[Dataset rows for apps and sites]
•••
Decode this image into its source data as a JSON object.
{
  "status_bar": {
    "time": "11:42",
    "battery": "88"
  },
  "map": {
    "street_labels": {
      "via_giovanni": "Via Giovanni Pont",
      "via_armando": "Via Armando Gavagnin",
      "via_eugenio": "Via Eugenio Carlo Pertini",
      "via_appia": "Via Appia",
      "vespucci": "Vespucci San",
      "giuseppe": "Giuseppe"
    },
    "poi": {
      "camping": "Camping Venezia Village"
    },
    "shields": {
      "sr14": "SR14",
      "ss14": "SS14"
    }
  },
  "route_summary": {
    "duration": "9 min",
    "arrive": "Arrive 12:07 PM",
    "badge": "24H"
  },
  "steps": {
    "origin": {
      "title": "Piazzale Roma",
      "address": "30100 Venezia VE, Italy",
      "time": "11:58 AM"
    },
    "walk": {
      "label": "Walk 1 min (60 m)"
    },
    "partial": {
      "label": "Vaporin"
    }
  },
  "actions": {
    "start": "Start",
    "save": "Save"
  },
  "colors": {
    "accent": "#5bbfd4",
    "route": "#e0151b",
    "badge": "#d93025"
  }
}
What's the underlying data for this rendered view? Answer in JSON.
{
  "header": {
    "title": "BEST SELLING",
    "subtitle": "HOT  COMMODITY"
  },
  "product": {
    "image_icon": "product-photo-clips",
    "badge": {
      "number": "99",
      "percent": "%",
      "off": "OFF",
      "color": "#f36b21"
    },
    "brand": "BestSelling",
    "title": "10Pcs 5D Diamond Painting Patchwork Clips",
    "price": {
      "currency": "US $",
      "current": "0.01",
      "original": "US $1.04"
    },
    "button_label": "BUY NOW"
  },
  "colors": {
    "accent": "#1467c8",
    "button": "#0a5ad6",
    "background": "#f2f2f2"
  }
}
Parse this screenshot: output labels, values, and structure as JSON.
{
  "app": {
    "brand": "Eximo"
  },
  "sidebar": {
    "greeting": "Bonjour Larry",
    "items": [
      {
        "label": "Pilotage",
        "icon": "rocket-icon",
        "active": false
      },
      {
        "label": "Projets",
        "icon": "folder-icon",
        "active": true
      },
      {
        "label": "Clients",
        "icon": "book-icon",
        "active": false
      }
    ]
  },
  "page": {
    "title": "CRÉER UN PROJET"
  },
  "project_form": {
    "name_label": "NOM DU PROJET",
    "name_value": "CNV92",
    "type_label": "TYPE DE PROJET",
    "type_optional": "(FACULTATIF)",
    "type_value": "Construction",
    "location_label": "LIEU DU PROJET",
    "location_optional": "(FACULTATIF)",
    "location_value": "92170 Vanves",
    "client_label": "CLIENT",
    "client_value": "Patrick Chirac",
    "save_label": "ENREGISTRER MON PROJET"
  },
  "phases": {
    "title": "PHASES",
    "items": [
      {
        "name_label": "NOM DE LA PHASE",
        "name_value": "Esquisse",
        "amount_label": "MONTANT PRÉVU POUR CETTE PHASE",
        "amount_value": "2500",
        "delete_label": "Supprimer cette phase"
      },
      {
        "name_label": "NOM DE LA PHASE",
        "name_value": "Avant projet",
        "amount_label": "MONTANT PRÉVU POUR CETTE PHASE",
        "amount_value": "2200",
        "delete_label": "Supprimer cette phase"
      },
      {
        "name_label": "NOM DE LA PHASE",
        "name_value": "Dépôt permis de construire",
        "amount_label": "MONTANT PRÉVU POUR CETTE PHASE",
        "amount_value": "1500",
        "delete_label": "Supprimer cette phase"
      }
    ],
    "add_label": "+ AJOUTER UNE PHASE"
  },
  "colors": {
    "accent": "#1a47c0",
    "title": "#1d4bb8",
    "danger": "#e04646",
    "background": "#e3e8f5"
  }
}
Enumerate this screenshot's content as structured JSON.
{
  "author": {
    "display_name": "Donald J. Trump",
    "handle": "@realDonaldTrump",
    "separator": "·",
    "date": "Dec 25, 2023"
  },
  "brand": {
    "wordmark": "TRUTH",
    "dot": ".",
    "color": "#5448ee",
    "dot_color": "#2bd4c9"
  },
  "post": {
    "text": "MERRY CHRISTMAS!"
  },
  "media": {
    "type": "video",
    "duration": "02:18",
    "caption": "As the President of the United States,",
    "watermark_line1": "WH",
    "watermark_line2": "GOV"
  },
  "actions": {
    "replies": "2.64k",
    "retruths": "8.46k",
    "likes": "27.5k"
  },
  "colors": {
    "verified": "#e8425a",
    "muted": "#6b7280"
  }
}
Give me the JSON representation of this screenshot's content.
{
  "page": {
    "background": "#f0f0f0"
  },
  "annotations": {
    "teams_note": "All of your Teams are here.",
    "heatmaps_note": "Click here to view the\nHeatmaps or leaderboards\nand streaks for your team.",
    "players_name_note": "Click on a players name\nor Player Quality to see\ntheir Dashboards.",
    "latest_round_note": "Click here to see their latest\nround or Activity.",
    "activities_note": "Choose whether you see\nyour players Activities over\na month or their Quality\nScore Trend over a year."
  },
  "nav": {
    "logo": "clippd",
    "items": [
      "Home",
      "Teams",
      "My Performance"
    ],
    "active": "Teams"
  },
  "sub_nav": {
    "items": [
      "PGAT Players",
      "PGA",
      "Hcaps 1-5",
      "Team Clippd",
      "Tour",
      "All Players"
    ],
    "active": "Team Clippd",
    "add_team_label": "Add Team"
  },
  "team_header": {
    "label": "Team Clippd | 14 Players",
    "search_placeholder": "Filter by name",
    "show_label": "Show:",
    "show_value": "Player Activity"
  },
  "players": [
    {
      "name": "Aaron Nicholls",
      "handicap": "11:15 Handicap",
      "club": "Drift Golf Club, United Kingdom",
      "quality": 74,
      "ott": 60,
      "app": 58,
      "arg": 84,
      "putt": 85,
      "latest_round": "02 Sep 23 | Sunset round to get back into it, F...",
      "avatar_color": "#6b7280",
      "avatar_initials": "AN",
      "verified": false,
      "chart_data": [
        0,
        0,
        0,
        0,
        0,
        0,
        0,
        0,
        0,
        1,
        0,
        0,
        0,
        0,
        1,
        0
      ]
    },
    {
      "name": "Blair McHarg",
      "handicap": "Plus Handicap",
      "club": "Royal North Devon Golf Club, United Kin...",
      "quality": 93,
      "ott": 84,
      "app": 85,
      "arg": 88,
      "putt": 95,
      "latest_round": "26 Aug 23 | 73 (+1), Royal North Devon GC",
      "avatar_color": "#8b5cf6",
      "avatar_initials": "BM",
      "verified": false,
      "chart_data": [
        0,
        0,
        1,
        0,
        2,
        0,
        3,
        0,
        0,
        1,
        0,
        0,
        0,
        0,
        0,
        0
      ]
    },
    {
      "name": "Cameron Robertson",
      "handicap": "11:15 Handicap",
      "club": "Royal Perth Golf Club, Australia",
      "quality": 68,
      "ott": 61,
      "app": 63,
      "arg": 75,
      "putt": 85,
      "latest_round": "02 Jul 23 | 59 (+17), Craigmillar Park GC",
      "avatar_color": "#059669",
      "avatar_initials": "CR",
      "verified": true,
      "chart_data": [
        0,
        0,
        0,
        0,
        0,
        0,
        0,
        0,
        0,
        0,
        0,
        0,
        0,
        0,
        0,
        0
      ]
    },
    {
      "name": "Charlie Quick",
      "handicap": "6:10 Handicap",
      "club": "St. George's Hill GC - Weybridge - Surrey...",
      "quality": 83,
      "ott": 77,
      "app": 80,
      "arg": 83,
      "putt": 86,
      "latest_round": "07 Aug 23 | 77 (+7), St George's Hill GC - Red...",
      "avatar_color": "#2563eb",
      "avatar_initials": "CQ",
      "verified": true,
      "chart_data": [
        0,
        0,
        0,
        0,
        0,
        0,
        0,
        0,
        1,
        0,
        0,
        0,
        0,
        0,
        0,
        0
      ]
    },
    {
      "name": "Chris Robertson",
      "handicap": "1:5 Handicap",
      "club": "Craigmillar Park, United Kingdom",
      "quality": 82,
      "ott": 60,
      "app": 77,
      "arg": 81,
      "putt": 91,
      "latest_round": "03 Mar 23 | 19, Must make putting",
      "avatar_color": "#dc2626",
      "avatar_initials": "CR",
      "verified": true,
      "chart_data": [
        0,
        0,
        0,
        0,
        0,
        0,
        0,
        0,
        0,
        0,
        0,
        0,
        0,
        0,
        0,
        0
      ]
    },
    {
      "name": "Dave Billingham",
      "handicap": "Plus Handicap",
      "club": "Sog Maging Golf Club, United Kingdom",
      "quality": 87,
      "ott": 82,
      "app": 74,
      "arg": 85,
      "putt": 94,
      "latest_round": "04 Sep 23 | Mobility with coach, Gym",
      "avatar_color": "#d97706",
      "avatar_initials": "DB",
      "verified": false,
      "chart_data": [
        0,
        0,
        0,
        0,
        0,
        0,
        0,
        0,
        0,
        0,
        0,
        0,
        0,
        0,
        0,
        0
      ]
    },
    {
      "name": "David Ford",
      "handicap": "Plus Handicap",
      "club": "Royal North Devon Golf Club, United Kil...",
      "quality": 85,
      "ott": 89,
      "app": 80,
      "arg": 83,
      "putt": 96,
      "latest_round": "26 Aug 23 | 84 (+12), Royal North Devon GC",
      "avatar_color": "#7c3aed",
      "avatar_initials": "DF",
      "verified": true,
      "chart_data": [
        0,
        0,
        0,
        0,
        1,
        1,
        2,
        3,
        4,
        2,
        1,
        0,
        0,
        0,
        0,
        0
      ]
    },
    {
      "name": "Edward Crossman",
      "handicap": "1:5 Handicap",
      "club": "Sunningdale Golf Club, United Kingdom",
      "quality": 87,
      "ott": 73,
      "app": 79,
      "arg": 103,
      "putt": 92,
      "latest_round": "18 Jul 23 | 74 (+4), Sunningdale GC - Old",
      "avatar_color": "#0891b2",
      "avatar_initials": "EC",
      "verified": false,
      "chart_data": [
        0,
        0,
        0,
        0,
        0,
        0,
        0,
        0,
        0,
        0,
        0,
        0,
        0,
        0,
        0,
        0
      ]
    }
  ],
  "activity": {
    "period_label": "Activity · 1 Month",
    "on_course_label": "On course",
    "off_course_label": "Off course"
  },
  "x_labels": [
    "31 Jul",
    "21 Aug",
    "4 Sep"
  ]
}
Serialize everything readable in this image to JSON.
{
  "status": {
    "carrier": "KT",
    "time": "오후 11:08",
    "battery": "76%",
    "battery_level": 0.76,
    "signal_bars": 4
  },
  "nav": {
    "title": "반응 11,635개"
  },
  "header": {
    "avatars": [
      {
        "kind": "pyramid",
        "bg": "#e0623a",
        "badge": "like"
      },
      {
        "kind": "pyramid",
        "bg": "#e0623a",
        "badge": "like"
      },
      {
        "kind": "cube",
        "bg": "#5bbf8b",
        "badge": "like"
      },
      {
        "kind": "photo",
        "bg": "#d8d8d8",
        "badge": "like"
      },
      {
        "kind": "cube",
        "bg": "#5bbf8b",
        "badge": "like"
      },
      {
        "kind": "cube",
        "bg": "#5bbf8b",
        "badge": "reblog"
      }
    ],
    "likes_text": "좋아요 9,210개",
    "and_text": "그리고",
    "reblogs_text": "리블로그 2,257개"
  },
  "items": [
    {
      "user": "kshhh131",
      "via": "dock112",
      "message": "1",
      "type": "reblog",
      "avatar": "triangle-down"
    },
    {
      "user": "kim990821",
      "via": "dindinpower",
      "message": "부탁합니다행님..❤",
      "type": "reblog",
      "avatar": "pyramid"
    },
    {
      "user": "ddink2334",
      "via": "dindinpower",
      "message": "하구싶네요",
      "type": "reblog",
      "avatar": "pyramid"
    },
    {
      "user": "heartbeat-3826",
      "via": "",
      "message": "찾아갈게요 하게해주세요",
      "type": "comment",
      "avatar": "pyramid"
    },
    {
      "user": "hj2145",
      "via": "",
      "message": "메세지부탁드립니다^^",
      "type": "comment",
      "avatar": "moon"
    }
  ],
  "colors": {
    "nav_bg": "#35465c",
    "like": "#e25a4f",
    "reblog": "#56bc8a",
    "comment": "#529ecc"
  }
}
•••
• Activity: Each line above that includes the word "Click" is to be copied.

• Result of the task:
    "heatmaps_note": "Click here to view the\nHeatmaps or leaderboards\nand streaks for your team.",
    "players_name_note": "Click on a players name\nor Player Quality to see\ntheir Dashboards.",
    "latest_round_note": "Click here to see their latest\nround or Activity.",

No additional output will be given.